Exercise objective: Your answer should be every line with the word "Philosophy", copied from the data below.

Stored records
# # # # #
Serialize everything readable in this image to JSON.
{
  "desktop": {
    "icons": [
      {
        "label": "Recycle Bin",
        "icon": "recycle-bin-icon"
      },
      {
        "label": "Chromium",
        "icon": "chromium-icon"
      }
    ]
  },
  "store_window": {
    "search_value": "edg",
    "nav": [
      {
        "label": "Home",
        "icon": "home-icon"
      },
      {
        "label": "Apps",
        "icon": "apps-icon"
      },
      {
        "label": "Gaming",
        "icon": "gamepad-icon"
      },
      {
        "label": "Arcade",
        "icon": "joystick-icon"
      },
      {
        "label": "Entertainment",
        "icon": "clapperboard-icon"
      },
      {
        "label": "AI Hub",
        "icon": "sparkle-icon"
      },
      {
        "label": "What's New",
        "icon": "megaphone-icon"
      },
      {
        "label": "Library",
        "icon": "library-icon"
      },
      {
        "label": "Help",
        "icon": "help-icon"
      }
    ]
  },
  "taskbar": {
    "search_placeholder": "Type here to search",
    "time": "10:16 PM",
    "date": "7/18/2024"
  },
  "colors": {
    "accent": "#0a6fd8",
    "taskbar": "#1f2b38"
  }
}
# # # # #
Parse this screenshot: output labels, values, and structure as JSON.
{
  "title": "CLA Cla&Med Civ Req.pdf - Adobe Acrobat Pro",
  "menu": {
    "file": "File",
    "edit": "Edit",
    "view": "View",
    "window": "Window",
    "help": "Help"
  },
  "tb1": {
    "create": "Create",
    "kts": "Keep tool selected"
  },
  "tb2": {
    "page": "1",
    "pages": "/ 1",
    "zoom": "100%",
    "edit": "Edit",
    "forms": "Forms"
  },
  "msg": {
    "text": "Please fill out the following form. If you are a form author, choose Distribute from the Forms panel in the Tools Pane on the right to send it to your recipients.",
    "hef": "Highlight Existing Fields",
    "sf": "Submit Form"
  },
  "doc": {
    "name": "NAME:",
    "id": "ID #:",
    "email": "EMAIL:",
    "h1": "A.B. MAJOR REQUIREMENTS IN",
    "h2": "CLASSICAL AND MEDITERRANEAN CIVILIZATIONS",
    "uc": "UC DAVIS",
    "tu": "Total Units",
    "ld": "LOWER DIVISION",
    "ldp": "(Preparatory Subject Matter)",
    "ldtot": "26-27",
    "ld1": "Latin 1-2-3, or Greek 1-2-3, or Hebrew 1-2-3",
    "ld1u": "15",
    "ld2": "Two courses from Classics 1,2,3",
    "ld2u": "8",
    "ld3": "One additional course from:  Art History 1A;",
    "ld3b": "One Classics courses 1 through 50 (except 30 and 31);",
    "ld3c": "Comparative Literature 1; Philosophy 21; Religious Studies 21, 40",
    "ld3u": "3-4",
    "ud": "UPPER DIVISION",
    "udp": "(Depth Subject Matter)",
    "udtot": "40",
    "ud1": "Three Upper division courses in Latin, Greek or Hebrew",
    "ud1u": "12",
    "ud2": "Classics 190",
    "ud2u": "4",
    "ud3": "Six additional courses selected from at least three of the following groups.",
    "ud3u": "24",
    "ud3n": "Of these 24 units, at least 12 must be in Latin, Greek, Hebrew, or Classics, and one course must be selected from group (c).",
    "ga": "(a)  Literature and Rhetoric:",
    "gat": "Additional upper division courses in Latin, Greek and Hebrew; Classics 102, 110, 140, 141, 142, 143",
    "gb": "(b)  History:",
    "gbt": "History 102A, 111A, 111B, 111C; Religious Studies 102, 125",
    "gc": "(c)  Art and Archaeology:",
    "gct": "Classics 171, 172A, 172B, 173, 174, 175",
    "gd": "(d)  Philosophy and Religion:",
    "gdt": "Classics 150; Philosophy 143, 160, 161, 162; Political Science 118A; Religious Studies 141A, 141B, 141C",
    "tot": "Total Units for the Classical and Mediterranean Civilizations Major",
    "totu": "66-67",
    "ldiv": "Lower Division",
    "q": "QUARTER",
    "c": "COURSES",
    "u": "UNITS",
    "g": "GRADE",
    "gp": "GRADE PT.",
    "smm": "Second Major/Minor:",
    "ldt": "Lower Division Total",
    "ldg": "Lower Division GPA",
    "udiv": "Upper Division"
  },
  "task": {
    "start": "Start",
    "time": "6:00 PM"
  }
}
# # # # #
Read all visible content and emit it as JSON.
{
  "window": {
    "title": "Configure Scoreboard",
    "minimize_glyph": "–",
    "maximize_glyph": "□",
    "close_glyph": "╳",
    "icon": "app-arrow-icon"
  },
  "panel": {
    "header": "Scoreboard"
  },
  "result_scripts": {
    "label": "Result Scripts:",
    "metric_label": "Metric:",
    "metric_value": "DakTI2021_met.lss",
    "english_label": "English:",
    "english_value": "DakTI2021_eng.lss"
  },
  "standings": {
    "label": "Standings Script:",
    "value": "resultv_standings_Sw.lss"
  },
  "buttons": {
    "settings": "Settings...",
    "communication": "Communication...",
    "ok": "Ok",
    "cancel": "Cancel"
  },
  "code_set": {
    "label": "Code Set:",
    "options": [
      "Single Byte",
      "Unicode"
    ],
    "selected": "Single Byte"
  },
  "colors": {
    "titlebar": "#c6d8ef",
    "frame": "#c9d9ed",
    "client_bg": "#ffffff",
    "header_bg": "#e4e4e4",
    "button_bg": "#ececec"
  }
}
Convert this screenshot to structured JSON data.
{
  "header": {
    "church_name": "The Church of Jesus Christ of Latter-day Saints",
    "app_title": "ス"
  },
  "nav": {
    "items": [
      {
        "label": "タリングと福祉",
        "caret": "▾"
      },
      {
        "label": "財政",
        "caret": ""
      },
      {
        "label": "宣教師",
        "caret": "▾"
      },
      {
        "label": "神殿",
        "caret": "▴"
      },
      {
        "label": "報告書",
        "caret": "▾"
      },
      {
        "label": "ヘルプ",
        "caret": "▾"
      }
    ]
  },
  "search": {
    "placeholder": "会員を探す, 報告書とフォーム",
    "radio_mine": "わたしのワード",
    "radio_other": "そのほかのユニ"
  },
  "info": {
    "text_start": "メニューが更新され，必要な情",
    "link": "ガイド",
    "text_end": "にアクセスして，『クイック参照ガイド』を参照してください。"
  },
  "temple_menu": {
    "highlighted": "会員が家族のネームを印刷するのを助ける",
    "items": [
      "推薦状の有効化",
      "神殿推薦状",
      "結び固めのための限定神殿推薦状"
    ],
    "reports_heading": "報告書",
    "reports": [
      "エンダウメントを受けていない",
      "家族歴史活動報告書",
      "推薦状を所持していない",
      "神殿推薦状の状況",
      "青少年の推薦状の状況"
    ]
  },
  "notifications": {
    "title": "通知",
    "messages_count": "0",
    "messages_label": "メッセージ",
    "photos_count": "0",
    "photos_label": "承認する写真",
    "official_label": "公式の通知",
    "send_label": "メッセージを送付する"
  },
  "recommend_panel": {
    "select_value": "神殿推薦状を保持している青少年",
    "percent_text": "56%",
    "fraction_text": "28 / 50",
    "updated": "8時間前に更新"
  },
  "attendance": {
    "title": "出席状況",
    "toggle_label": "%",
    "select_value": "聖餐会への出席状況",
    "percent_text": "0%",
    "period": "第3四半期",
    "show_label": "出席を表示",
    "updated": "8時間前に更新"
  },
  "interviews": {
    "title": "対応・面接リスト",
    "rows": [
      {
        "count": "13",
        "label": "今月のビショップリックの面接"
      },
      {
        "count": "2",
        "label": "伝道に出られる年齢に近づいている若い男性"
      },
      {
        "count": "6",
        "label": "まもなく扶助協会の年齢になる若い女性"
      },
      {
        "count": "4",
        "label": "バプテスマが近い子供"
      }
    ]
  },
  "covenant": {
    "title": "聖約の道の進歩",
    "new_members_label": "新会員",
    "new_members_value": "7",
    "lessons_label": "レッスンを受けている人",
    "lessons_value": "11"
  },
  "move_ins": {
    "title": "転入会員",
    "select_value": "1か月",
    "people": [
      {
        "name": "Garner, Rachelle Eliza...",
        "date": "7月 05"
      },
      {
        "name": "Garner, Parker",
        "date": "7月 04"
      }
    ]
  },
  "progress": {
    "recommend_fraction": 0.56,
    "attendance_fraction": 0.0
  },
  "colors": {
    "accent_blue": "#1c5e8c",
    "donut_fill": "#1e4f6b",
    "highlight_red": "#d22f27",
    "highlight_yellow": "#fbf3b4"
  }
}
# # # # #
Written solution:
    "ld3c": "Comparative Literature 1; Philosophy 21; Religious Studies 21, 40",
    "gd": "(d)  Philosophy and Religion:",
    "gdt": "Classics 150; Philosophy 143, 160, 161, 162; Political Science 118A; Religious Studies 141A, 141B, 141C",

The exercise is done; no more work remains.